It’s easy to speak about a country like India in clichés and half-truths. To present someone else’s version of reality, without investigating it for yourself. Long before my visit to India, I had heard the stories.
People said it would be hot.
People said it would be dirty.
People said it would be uncomfortable.
Imagine my surprise, then, when I arrived in Mumbai to find a hyper-modern airport that puts many of the airports in Canada to shame.
From Mumbai, I took a three hour flight south to the port city of Kochi.
Kochi is a much smaller city than Mumbai. It’s more off the beaten path, and I was sure the airport would be less impressive. But this wasn’t the case at all. I was shocked to learn that Kochi’s airport is powered entirely by solar power. It’s the world’s first airport to accomplish this.
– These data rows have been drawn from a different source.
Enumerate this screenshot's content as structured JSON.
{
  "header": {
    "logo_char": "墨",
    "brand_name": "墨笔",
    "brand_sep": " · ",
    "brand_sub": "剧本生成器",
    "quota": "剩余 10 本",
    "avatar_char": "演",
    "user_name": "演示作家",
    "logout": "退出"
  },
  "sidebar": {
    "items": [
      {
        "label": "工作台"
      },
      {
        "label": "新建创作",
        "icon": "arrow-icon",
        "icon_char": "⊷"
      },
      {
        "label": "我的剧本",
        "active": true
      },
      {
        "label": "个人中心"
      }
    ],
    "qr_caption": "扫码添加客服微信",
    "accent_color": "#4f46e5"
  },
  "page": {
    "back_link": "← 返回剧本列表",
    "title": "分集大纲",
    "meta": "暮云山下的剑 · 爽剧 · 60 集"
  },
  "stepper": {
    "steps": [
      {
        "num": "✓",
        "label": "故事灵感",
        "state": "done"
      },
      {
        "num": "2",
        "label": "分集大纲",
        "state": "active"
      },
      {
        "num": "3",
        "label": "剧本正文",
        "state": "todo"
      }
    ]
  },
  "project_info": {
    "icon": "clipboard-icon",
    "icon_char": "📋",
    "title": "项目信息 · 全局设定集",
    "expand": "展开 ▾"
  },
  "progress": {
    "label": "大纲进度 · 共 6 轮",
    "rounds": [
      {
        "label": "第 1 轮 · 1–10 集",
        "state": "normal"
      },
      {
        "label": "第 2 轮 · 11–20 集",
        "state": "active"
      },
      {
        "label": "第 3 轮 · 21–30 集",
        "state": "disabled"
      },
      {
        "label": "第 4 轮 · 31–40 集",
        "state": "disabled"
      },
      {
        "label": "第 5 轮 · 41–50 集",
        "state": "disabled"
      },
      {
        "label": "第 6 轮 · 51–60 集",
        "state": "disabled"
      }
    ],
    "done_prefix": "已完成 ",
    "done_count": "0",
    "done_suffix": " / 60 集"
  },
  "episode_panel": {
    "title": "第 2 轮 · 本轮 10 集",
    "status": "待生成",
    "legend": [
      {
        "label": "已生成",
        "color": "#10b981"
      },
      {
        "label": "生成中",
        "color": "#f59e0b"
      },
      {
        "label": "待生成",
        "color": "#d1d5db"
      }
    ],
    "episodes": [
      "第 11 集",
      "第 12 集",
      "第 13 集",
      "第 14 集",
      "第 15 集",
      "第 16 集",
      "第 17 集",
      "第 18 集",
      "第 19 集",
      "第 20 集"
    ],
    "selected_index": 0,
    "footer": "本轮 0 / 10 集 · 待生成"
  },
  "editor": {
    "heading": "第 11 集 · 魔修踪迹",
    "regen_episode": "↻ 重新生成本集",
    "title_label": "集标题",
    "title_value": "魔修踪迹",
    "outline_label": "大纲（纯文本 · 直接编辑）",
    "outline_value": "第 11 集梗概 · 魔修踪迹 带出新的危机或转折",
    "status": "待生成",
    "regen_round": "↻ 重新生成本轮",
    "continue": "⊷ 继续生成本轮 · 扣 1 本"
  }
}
These first sights of India were the direct opposite of what I had been led to believe. My whole life, when I thought of India, I pictured an overcrowded train. A train so packed with bodies that every inch of it is full, and new arrivals are forced to sit and stand on the train cars.
But the airports that introduced me to India were not dirty or hot or uncomfortable. They were well-maintained, spacious, and air-conditioned. I didn’t know how to process this at first.
Had I been lied to about India my whole life?
No, a voice in my mind tells me. Don’t be naive. A country is more than just its airports.
What I’ve seen is an illusion; a small pocket of privilege meant to leave a positive impression on visitors. As soon as I depart from the airport, the curtain will be pulled back. Then I’ll see the real India.
It’s two days later, and I’m floating in a house boat down the backwaters of Kerala. The air is warm and sticky, like the butterscotch toffee I liked when I was a kid. The soft tones of the landscape, the gentle flow of the water… there’s something faintly nostalgic about this place.
The boat moves slowly. Time moves slowly.
This third vision of India does not fit with the vision of the airport or that of the crowded train. It is something new entirely.
A gentle breeze tickles the back of my neck, just to remind me that this is real. I sit on the top level of the boat and try to take it all in.
I spot a pelican standing perched on a log by the shore. I reach for my camera, to try and take a picture.
But before I can capture it, it’s gone.
I wonder, could these backwaters of Kerala really be India? Is this another illusion, or is this truly what it’s like? The little kids by the riverbank, they don’t look like illusions.
I watch as a young boy does a backflip into the water.
These kids don’t look to be unhappy. In fact, they remind me of some people I know back home in Western Canada. I know many daredevils who like to spend those hot summer days cliff-jumping into lakes.
I’m struck by a thought: I bet not a lot of Indians think of Canada as having hot summer days. But it’s true – we do! In the Okanagan Valley, it’s not unusual to break 40 degrees Celsius.
But that’s not the real Canada, says the voice of a stranger.
I decide to grab a notebook and pen from my bag. I want to write something meaningful about this place. But I don’t know how to begin. Thoughts arrive in my mind and then, like the waves behind our boat, float away into nothing.
I want to share the idea that we must not look for our stories, but that they must look for us. The idea that sometimes there really is a curtain preventing us from seeing a country in its true form. But this curtain exists not at the airport, it exists in our minds — and as soon as we pull it back we can begin to perceive a country as it really is.
I reach for my pen, and hover it over the page in anticipation. I want to write something, anything — A SINGLE SENTENCE, that captures all of the beauty, the complexity, and the flow of life in India.
But before I can capture it, it’s gone.
Thank you to Kerala Tourism for making this incredible trip to India possible.